While very successful as a heavy metal act through the 1980s, Osbourne sustained commercial success into the 1990s, starting with 1991’s No More Tears, which enjoyed much radio and MTV exposure. It also initiated a practice of bringing in outside composers to help pen Osbourne’s solo material, instead of relying solely upon his recording ensemble to write and arrange the music. The platinum selling, top-10 No More Tears album was mixed by veteran rock producer Michael Wagener, who also mixed the Live and Loud album which followed in 1993. At this point Osbourne expressed his fatigue with the process of touring, and proclaimed his “retirement”, which was to be short-lived. Osbourne’s entire CD catalogue was remastered and reissued in 1995. Also that year, he released Ozzmosis and went on stage again, dubbing his concert performances “The Retirement Sucks Tour”. A greatest hits package, The Ozzman Cometh was issued in 1997.
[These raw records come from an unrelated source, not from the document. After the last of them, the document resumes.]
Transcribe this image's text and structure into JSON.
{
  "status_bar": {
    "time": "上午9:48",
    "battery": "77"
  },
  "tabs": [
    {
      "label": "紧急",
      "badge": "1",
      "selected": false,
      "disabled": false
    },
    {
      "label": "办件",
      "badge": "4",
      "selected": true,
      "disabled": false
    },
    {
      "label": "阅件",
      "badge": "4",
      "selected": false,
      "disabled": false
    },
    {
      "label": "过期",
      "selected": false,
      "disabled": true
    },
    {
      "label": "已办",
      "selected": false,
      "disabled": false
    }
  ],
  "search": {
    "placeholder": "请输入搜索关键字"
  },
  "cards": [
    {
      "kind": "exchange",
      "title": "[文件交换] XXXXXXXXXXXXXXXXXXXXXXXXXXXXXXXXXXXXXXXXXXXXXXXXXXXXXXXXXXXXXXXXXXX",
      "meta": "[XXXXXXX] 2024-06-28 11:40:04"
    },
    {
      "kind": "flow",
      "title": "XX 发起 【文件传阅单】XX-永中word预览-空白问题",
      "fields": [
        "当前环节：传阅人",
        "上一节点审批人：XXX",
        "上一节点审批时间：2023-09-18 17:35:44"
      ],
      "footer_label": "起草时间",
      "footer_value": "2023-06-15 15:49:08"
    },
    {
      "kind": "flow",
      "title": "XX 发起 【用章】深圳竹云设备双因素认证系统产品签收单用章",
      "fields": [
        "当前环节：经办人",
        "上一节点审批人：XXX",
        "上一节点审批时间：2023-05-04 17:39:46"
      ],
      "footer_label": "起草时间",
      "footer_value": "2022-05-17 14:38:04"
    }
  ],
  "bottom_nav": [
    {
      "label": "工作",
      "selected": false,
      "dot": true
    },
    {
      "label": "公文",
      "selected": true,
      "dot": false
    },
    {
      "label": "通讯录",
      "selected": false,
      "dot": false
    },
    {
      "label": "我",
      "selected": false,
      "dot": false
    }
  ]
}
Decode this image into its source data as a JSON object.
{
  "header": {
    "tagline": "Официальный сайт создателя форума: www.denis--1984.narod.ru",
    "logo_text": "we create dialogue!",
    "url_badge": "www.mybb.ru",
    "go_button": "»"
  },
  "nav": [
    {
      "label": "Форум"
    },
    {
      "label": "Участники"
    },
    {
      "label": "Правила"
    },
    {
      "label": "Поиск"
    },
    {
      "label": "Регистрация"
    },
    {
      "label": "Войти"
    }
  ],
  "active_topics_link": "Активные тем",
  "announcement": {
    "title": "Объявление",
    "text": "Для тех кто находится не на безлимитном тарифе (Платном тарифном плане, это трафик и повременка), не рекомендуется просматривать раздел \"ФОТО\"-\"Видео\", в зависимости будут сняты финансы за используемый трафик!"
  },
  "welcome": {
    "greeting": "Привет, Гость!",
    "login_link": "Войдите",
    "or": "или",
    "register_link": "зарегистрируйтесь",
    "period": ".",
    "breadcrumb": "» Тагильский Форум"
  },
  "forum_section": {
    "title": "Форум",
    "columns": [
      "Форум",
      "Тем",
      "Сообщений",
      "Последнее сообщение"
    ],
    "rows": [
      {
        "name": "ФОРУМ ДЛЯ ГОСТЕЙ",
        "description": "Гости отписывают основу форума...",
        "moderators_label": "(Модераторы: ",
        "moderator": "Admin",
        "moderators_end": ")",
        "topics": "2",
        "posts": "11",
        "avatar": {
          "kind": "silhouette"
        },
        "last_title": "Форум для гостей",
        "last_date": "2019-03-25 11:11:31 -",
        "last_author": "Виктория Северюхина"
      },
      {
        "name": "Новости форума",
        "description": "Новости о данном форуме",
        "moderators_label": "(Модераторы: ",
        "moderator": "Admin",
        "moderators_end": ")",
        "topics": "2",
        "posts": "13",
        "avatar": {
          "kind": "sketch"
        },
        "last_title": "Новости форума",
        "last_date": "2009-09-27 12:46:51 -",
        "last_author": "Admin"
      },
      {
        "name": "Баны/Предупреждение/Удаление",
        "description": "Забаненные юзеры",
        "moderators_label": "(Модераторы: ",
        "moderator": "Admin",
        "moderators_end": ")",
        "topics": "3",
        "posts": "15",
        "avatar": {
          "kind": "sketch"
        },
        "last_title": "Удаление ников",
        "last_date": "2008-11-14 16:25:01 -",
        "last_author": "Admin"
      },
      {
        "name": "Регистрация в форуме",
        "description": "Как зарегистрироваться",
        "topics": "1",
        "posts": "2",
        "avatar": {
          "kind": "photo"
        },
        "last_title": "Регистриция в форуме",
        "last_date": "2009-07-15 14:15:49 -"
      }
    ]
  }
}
Osbourne’s biggest financial success of the 1990s was a venture named Ozzfest, created by his wife/manager, Sharon, and managed loosely by his son, Jack. Ozzfest was a quick hit with metal fans, spurring up-and-coming groups like Incubus and Slipknot to broad exposure and commercial success. Some acts even had the pleasure to share the bill with a reformed, yet much older Black Sabbath. Osbourne reunited with the original members of Sabbath in 1997 and has performed periodically with the band ever since. Since 1997 there have been rumors of a new Black Sabbath album, though Ozzy has denied any further studio plans as Black Sabbath.
Osbourne’s first album of new studio material in seven years, 2001’s Down to Earth, met with only moderate success, as did its live follow up, Live at Budokan.
In the wake of a lawsuit by former band members Daisley and Kerslake, reportedly for unpaid royalties, Osbourne’s catalogue was “remastered” again in 2002. This time, the original bass guitar and drum track contributions from the said musicians on Osbourne’s first two albums were controversially removed and re-recorded entirely. Two of the commercially less successful titles, Speak of the Devil and The Ultimate Sin, were permitted to go out of print entirely, though they may be reissued sometime soon by Sony BMG.
Scream (2010) is Ozzy Osbourne’s first album in three years and tenth studio album overall. The album was produced by Ozzy and Kevin Churko, both of whom did the same honors for Ozzy’s 2007 worldwide million-seller Black Rain, the album. The multi-platinum, Grammy Award-winning, Rock and Roll Hall of Famer recorded most of the album at his Los Angeles home studio, The Bunker, and co-wrote all the songs, primarily with Churko. Notably, the album marks the first appearance of Ozzy’s new guitar player, Gus G. Ozzy’s band also features bassist Blasko, drummer Tommy Clufetos and keyboardist Adam Wakeman.